### YOUR INSTRUCTIONS
What lines of the data hold the string "Produtos"? Copy them all.

Interface dataset entries
··········

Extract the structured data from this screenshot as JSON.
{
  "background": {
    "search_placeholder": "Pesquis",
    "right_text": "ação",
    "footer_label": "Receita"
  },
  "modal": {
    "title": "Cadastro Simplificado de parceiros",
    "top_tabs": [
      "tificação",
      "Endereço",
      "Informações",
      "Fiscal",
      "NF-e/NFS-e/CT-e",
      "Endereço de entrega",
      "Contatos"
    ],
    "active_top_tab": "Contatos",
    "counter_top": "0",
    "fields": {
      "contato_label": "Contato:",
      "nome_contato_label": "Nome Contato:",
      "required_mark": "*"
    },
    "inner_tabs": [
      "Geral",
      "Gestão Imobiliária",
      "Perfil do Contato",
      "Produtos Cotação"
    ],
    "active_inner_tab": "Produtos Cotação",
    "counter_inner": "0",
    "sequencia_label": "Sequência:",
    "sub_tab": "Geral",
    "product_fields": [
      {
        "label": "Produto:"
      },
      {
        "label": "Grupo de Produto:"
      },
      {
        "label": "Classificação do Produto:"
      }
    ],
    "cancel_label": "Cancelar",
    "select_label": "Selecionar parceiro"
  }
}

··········

### TASK RESPONSE
      "Produtos Cotação"
    "active_inner_tab": "Produtos Cotação",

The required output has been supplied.